To: David A. Phillips, Jr (SWCA)
From: Stephen H. Lekson (CU Boulder)
Subject: Doctrinal errors, manifest heresies, and cardinal sins.
Date: April 6, 2000
I read, in humility and abnegation, your dictum on my several theses, nailed first to the poster
boards of the Society and propounded later in Chaco Meridian. Forgive me, David, for I have
sinned. It has been many years since I've confessed to anything worse than simple indolence. I
now freely and fully admit to errors clerical, numerical, cartographical. Mea, as they say, culpa.
My soul is at risk, my reputation is in the tank.
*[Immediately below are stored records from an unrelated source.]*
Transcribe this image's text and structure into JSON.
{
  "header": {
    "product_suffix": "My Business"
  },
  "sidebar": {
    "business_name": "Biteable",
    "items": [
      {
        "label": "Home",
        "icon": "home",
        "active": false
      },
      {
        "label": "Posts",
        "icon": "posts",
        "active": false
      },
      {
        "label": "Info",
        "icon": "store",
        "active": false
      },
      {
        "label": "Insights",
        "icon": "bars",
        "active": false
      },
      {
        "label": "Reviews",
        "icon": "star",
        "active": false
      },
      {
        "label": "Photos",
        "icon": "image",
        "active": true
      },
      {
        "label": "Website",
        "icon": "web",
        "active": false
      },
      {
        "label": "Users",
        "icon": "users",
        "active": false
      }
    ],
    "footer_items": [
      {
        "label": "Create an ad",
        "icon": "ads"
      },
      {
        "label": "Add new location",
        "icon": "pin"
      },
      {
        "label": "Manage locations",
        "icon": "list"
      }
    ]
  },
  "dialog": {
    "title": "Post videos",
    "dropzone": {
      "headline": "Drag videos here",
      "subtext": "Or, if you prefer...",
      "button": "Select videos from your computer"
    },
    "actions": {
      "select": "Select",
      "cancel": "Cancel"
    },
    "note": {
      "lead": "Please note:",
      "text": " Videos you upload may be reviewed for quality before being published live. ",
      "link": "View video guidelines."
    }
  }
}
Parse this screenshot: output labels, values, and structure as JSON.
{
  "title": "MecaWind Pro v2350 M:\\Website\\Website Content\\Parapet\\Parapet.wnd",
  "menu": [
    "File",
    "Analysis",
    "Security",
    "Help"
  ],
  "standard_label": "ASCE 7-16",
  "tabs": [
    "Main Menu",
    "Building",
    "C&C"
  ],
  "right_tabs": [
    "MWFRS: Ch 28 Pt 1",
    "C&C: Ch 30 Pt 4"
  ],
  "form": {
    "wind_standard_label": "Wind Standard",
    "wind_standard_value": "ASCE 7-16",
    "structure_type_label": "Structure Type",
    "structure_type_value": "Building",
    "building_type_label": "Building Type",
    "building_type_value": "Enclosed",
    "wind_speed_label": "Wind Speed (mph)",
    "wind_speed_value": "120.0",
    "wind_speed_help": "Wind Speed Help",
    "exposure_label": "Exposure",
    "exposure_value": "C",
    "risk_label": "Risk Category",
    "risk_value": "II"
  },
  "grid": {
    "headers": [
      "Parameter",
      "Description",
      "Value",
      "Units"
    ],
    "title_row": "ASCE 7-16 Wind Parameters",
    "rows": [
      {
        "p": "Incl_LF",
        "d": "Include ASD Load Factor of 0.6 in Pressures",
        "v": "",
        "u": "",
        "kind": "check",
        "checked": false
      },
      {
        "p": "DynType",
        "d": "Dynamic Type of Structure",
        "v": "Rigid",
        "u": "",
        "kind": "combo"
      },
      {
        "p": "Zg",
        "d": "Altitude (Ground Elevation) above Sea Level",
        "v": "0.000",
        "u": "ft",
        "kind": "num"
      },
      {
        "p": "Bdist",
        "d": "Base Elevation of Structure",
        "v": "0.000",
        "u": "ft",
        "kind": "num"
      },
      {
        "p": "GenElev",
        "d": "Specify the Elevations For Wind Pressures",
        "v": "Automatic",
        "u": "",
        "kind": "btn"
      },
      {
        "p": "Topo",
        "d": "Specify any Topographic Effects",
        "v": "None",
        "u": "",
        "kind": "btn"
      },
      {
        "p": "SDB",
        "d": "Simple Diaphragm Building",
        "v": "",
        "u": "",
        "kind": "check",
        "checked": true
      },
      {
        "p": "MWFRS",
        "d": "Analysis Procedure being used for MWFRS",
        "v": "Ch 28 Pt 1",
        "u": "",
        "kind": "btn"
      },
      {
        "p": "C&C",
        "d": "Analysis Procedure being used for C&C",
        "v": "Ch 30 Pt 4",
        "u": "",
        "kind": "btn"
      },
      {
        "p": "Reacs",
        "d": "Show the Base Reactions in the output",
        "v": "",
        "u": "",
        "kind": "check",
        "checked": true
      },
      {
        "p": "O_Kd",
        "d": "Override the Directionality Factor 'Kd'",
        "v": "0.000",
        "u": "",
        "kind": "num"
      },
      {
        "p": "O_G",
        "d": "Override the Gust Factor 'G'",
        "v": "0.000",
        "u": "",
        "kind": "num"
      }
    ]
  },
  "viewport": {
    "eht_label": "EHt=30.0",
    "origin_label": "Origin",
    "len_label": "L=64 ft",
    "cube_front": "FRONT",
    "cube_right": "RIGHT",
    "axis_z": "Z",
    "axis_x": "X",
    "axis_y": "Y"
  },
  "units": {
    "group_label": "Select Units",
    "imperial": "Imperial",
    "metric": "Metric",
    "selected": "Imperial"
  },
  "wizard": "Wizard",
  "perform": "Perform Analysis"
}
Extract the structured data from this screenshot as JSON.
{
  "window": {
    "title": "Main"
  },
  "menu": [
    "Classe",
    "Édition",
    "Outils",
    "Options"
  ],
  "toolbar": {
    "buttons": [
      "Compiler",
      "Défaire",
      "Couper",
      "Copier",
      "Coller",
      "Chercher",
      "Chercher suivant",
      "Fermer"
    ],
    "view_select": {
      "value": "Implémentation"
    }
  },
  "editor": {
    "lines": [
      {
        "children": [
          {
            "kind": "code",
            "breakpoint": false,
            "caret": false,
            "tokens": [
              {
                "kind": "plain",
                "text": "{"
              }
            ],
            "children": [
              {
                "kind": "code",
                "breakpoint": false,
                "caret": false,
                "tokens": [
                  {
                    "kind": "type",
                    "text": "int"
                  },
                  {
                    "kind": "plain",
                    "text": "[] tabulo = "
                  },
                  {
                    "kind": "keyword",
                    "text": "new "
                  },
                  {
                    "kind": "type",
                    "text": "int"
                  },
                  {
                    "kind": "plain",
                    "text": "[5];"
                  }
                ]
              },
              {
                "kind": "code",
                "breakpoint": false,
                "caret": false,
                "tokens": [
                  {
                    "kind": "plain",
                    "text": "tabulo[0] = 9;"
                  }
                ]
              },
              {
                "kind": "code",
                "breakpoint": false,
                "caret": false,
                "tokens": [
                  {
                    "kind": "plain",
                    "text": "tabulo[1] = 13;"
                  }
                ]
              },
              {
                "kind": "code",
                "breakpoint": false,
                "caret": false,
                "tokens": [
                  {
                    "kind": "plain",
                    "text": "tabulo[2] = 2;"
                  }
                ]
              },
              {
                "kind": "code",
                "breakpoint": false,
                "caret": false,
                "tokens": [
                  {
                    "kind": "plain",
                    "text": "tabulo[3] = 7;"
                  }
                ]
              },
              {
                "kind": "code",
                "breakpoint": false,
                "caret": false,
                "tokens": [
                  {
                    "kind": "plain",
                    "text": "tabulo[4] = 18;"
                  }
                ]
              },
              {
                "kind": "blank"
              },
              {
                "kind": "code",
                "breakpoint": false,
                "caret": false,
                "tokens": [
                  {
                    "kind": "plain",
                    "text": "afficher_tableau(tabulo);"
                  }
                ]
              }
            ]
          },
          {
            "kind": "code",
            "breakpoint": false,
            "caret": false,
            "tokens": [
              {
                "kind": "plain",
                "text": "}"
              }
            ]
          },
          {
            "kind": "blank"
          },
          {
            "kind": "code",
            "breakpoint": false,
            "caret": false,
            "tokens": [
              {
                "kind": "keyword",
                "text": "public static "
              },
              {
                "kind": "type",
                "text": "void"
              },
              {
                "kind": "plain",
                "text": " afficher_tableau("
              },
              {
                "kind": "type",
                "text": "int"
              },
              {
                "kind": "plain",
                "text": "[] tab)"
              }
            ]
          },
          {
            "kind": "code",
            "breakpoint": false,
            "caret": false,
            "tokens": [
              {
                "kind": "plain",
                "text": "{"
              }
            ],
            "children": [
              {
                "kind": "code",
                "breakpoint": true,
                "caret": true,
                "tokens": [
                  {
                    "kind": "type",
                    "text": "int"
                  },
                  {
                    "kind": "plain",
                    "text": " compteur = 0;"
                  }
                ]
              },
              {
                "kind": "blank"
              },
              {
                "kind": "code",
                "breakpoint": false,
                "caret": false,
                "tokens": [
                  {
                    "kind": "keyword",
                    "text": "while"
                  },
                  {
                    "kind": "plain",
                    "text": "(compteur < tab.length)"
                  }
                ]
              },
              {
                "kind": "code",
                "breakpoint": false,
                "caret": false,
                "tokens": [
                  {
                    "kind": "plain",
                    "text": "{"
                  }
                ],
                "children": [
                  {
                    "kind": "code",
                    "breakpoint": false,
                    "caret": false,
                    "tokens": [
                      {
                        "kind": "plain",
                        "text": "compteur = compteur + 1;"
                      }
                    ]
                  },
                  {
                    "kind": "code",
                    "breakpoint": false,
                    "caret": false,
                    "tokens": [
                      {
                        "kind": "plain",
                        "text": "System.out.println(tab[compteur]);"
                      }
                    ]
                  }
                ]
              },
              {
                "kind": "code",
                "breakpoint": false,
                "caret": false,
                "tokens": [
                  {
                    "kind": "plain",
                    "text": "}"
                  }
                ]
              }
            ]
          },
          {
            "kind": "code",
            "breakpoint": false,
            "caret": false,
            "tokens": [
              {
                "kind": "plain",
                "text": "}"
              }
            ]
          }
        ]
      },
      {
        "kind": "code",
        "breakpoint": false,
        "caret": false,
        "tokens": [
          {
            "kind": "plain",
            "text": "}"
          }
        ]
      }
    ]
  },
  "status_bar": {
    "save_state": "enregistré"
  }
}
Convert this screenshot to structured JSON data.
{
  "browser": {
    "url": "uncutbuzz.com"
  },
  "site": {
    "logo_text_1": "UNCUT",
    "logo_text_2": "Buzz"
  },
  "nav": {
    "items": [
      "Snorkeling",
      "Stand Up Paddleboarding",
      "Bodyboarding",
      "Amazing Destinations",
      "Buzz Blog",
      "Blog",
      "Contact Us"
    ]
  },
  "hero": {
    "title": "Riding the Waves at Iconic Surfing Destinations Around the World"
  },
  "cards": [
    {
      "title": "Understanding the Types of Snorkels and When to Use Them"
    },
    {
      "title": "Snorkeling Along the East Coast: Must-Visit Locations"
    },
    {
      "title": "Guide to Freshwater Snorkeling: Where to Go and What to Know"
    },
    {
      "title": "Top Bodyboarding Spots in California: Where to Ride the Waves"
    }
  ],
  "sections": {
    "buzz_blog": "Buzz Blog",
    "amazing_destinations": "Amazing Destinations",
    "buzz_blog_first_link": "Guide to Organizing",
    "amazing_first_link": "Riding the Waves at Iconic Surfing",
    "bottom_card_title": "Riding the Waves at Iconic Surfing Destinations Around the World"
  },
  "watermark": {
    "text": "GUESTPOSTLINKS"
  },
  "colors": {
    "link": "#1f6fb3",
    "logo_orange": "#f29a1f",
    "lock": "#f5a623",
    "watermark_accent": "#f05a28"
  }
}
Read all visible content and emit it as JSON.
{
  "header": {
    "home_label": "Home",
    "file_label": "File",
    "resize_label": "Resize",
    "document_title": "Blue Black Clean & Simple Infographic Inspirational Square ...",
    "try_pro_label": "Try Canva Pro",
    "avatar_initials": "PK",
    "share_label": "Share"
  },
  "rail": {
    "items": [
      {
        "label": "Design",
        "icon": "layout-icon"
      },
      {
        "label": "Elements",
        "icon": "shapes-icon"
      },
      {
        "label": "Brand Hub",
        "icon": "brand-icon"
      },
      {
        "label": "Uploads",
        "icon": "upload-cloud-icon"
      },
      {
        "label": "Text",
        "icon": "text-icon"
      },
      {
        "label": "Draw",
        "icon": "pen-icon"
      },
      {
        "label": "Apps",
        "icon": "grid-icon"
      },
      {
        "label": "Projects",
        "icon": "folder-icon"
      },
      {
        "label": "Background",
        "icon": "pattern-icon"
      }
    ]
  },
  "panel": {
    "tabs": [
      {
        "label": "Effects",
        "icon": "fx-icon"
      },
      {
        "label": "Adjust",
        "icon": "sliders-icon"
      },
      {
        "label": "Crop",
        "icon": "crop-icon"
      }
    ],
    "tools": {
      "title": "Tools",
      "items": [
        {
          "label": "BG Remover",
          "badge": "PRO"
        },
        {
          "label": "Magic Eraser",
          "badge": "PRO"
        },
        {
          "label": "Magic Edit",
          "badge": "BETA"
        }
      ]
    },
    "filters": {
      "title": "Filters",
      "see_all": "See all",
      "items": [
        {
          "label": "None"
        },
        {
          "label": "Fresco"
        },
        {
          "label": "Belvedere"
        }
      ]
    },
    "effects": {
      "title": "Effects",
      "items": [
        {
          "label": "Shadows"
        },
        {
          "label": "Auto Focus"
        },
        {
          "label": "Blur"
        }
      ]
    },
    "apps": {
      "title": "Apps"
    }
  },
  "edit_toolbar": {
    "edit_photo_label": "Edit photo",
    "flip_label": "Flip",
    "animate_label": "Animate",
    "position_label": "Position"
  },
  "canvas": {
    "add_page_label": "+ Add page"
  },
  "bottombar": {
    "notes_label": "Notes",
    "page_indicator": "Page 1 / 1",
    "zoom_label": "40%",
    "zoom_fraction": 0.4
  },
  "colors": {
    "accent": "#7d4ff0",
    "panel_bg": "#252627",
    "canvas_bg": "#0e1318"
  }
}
But, as I leave the Court of Higher Opinion, I
mutter: "They still align." And the argument still works. At risk of full inquisition and final
censorship, I respond to several (but not all) queries and charges, to wit:
Their errors negate my argument.
The Meridian wobbles! I make no claims that ancient engineers were preternaturally precise.
The meridian argument, in fact, is based on the realization that errors were unavoidable,
theoretically predictable, and, indeed, observable in the careening route to the North Road. But
the ancient importance of meridian alignment is independently affirmed by: (1) the final
north-south wall in the plaza of Pueblo Bonito (built over a Great Kiva, when a two degree
deviation would have avoided that dangerous construction); (2) the "Cardinal City" of Paquime -
Di Peso's words; and (3) the Great North Road - as close to a large-scale meridian monument as
any ancient ever built. Hammering these people for their errors is, I think, demanding false
precision. They did the best they could, lacking chronometers and GPS, and their errors are key
to my argument.
Chronological overlaps: the trains arrive before they leave the station.
Just between you and me, I think the actual chronology went something like this: Chaco was
really rolling from 1000 to 1110; Aztec boomed from 1110 to 1275; Paquime began about
1275-1300 and ended either at 1450 with the rise of Culiacan, or maybe a century later with the
arrival of European microbes. I used the "as is" tree-ring dates to avoid endless chronological
digressions and exegeses. But the "as is" dates overlap, a little. Fine: if I were the High
Panjandrum, I'd surely send a gang ahead to build a comfortable palace before I dragged my
Royal Self over hill and dale to the new Pleasure Dome in Xanadu. (See "Salmon Ruin" below.)
In the dendrochronologically beglamoured Southwest, we have come to expect temporal
precision. We find these little overlaps alarming. In most parts of the archaeological world, the
temporal sequence of Chaco, Aztec, and Paquime would be hailed as astonishingly tight. (I say
this because I've presented the chronology to non-Southwestern archaeologists; they hailed it as
What about Salmon Ruins?
Salmon Ruins began at 1088, at Chaco's height - that is, they started their move out of Chaco
while times were good, undercutting the standard climatic arguments. As a child of the '70s, I
was raised to believe that ancient activities mirrored climatic shifts. But as a practitioner in the
'00s, I must let ancient people act politically, making decisions free of the Natural Laboratory.
The move from Chaco to Aztec and the move from Aztec to Paquime were, I think,
fundamentally political -- hence the book's subtitle. They moved north out of Chaco long before
the droughts of the 1130s. Perhaps the High Panjandrum wanted to leave that dry nasty canyon,
and move to one of the lovely little creeks up north. That's Salmon Ruins -- but the San Juan
wasn't so lovely, after all; so they went to Aztec.
What about all those Casas Grandes people, before the new Lords arrived?
Well, what about 'em? Where are they? Mike Whalen and Paul Minnis have been looking for a
decade, and they still can't find substantial remains of post-Mimbres, pre-Paquime archaeology in
the Rio Casas Grandes Valley and its surroundings - or such is my impression. I believe that the
base population which built and supported Paquime were living elsewhere during the 12th and
13th centuries - exactly as suggested by Ben Nelson and Roger Anyon for the valleys of the
Chihuahua Desert north of the Border. If "fallow valleys" worked north of the line, why not
south of the line, too? The missing links might be the early El Paso Phase or Jane Kelley's sites
farther south. But - if you insist on looking at actual evidence - the evidence suggests that
nobody was home in the Rio Casas Grandes in the 12th and 13th centuries. Indeed: where
WERE the Casas Grandes people before the new Lords arrived?
Chaco Meridian: Centers of Political Power in the Ancient Southwest (Altamira Press, 1999)